Some sense that we can regain control of our lives
As the footing solidifies and we begin our halting ascent
From the black recesses.
Assuredly the darkness returns, and will,
For your death continues to occupy our waking moments,
Colour most everything we undertake.
But there is a softening,
A one day at a time returning to mainstream life
We seized our moments with you as we had them
After, we are doing so again.
But in such a different fashion
Now that we have ridden the roller coaster
And been ambushed by the valleys.
We have put our future on hold,
Appreciating each day for itself now.
Becoming aware we can survive this,
Are surviving this,
As we rediscover ourselves.
Hoping some good will come
Though God only knows.
I hope He does know, Jeff,
Has a plan, and will tell us about it.
Though He’ll have one hell of a time convincing me
The price fit the product.
But between December 18, 1994 and “Taking Charge,” existed a plethora of events and misery which had to be endured and worked through. Before we can emerge whole, each of us must give death its due. To deny grief its existence is inconceivable. To forbid it, to suppress our emotions, is folly.
I compare my healing to the path taken by the roller coaster I rode as a kid at the Pacific National Exhibition in Vancouver. The exhilaration of being at the top after a grinding climb was quickly replaced by the terror of plummeting straight down. While a crash at the bottom never occurred at the PNE, it occurred every time on my emotional roller coaster. Every high was inexorably followed by a low, and it wasn’t until I had ridden several times that I was able to anticipate the eventual outcome and be somewhat prepared for the crashes. I began to fear the highs because I knew what followed.
Eventually, however, I learned how to approach moments that brought a measure of happiness. I also learned not to throw myself with reckless abandon at opportunities to enjoy life, but to approach them gradually, allowing myself measured amounts of happiness thereby cushioning the lows. For example, after two or three visits from afar by good friends, my wife and I knew we would tell others who wanted to come we would love to have them, but from experience we learned staying for a few days was more beneficial than having them for a week or more. Each up had its corresponding down; we tried to minimize the duration of the latter.

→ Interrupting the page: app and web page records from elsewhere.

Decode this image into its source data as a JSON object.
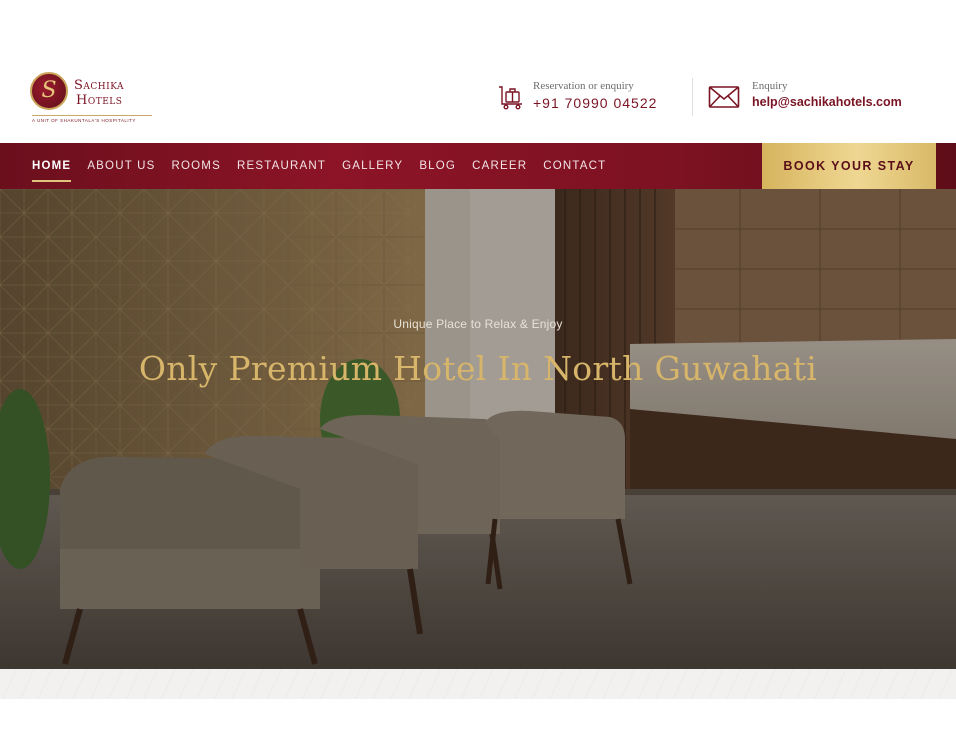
{
  "brand": {
    "emblem": "S",
    "name_line1": "Sachika",
    "name_line2": "Hotels",
    "tagline": "A UNIT OF SHAKUNTALA'S HOSPITALITY"
  },
  "contact": {
    "phone_label": "Reservation or enquiry",
    "phone_value": "+91 70990 04522",
    "email_label": "Enquiry",
    "email_value": "help@sachikahotels.com"
  },
  "nav": {
    "items": [
      {
        "label": "HOME"
      },
      {
        "label": "ABOUT US"
      },
      {
        "label": "ROOMS"
      },
      {
        "label": "RESTAURANT"
      },
      {
        "label": "GALLERY"
      },
      {
        "label": "BLOG"
      },
      {
        "label": "CAREER"
      },
      {
        "label": "CONTACT"
      }
    ],
    "active": "HOME",
    "cta": "BOOK YOUR STAY"
  },
  "hero": {
    "subtitle": "Unique Place to Relax & Enjoy",
    "title": "Only Premium Hotel In North Guwahati"
  },
  "colors": {
    "brand_maroon": "#7a1424",
    "gold_accent": "#d7b56a",
    "nav_bg": "#8c1426"
  },
  "icons": {
    "phone": "luggage-cart-icon",
    "email": "envelope-icon"
  }
}
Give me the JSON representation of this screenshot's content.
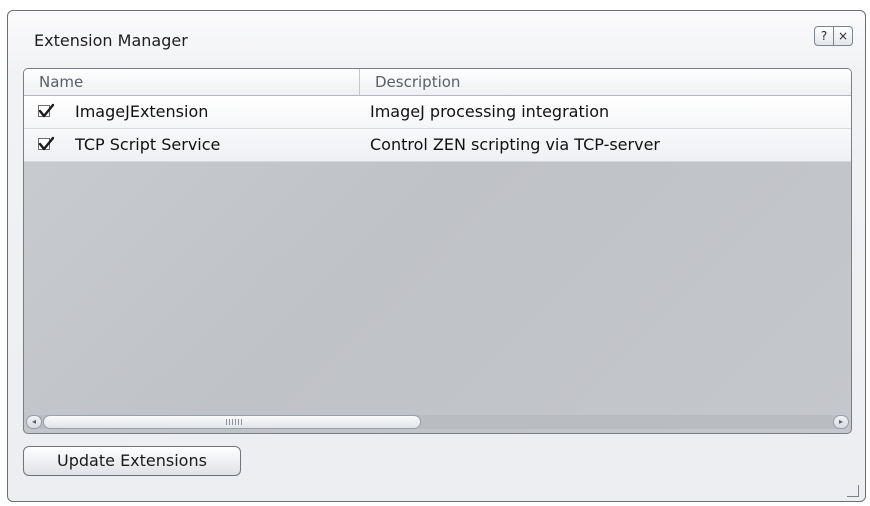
{
  "window": {
    "title": "Extension Manager",
    "help_label": "?",
    "close_label": "×"
  },
  "table": {
    "columns": [
      "Name",
      "Description"
    ],
    "rows": [
      {
        "name": "ImageJExtension",
        "description": "ImageJ processing integration",
        "checked": true
      },
      {
        "name": "TCP Script Service",
        "description": "Control ZEN scripting via TCP-server",
        "checked": true
      }
    ]
  },
  "scrollbar": {
    "left_arrow": "◂",
    "right_arrow": "▸"
  },
  "footer": {
    "update_label": "Update Extensions"
  },
  "icons": {
    "help": "question-icon",
    "close": "close-icon",
    "check": "checkmark-icon",
    "resize": "resize-grip-icon"
  }
}
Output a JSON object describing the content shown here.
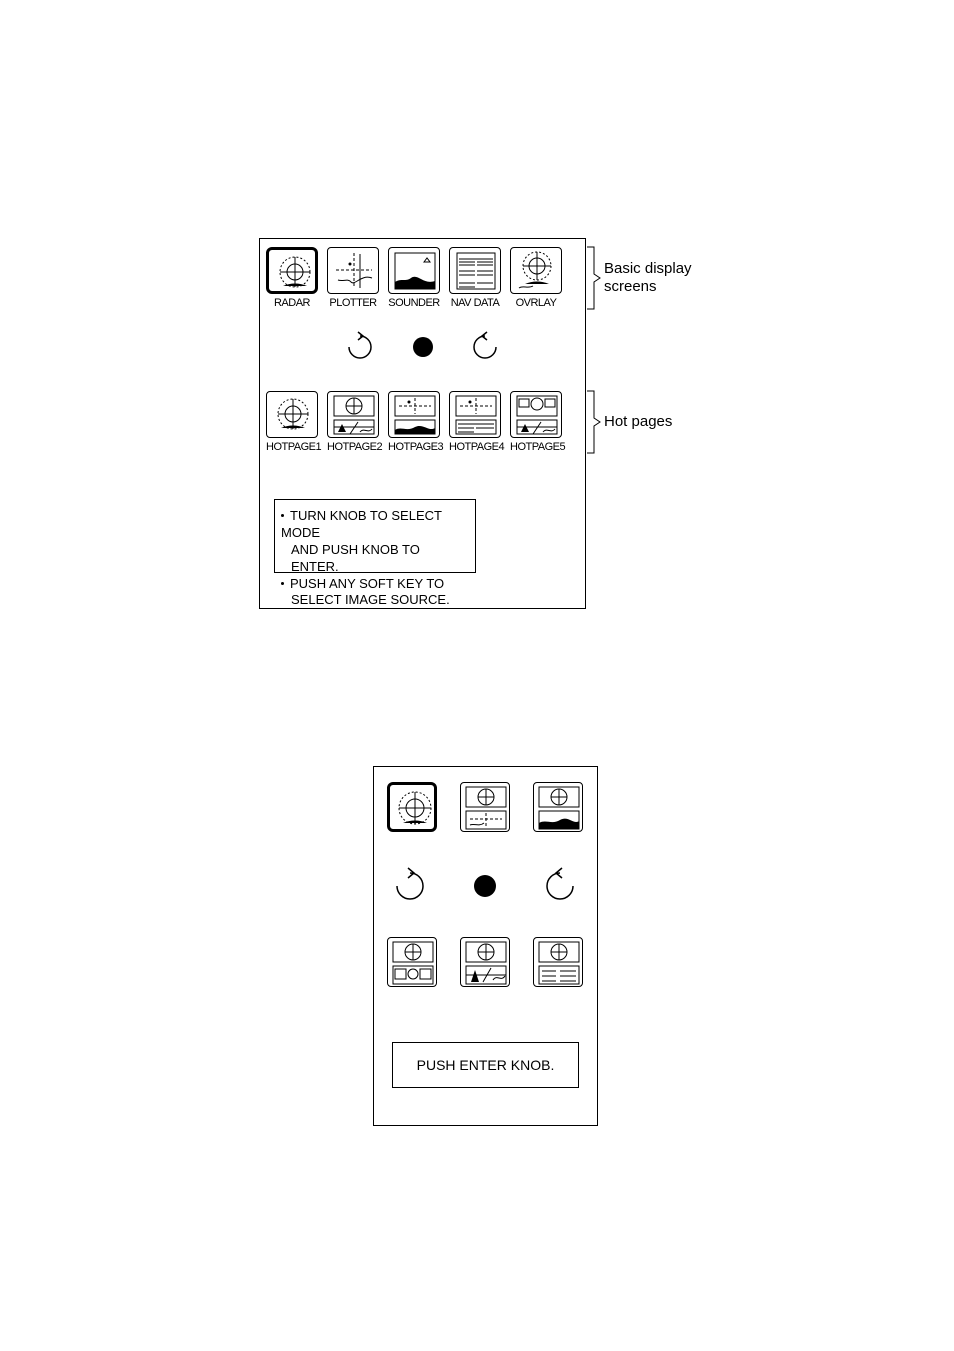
{
  "top_screen": {
    "row1_labels": [
      "RADAR",
      "PLOTTER",
      "SOUNDER",
      "NAV DATA",
      "OVRLAY"
    ],
    "row2_labels": [
      "HOTPAGE1",
      "HOTPAGE2",
      "HOTPAGE3",
      "HOTPAGE4",
      "HOTPAGE5"
    ],
    "side_label_row1_line1": "Basic display",
    "side_label_row1_line2": "screens",
    "side_label_row2": "Hot pages",
    "info_line1a": "TURN KNOB TO SELECT MODE",
    "info_line1b": "AND PUSH KNOB TO ENTER.",
    "info_line2a": "PUSH ANY SOFT KEY TO",
    "info_line2b": "SELECT IMAGE SOURCE."
  },
  "bottom_screen": {
    "push_label": "PUSH ENTER KNOB."
  }
}
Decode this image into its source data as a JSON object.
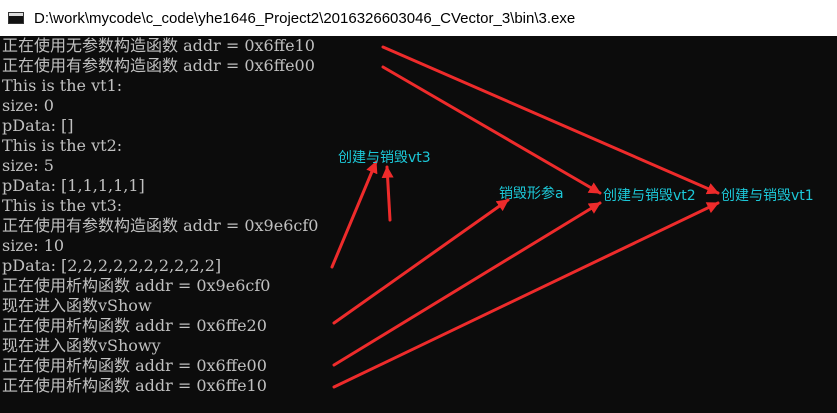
{
  "window": {
    "title": "D:\\work\\mycode\\c_code\\yhe1646_Project2\\2016326603046_CVector_3\\bin\\3.exe"
  },
  "console": {
    "lines": [
      "正在使用无参数构造函数 addr = 0x6ffe10",
      "正在使用有参数构造函数 addr = 0x6ffe00",
      "This is the vt1:",
      "size: 0",
      "pData: []",
      "This is the vt2:",
      "size: 5",
      "pData: [1,1,1,1,1]",
      "This is the vt3:",
      "正在使用有参数构造函数 addr = 0x9e6cf0",
      "size: 10",
      "pData: [2,2,2,2,2,2,2,2,2,2]",
      "正在使用析构函数 addr = 0x9e6cf0",
      "现在进入函数vShow",
      "正在使用析构函数 addr = 0x6ffe20",
      "现在进入函数vShowy",
      "正在使用析构函数 addr = 0x6ffe00",
      "正在使用析构函数 addr = 0x6ffe10"
    ]
  },
  "annotations": {
    "vt3": "创建与销毁vt3",
    "param_a": "销毁形参a",
    "vt2": "创建与销毁vt2",
    "vt1": "创建与销毁vt1"
  },
  "colors": {
    "background": "#0c0c0c",
    "text": "#c0c0c0",
    "annotation": "#1cc8d8",
    "arrow": "#ee2b2b"
  }
}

I know I will never get over Jeff’s death, but I know also I am getting a second chance at life. After feeling dreadful for so long, I am in awe of this new state that allows me to function with renewed enthusiasm. Life takes on a holding pattern, a time for us to recover. A time when we are on the mat busted, unable to get up. I recognize very clearly each of us heals in our own way and in our own time after losing someone we love. But I believe emphatically that with help and time, we will recover and find much to live for. In the meantime we must pay the price death exacts.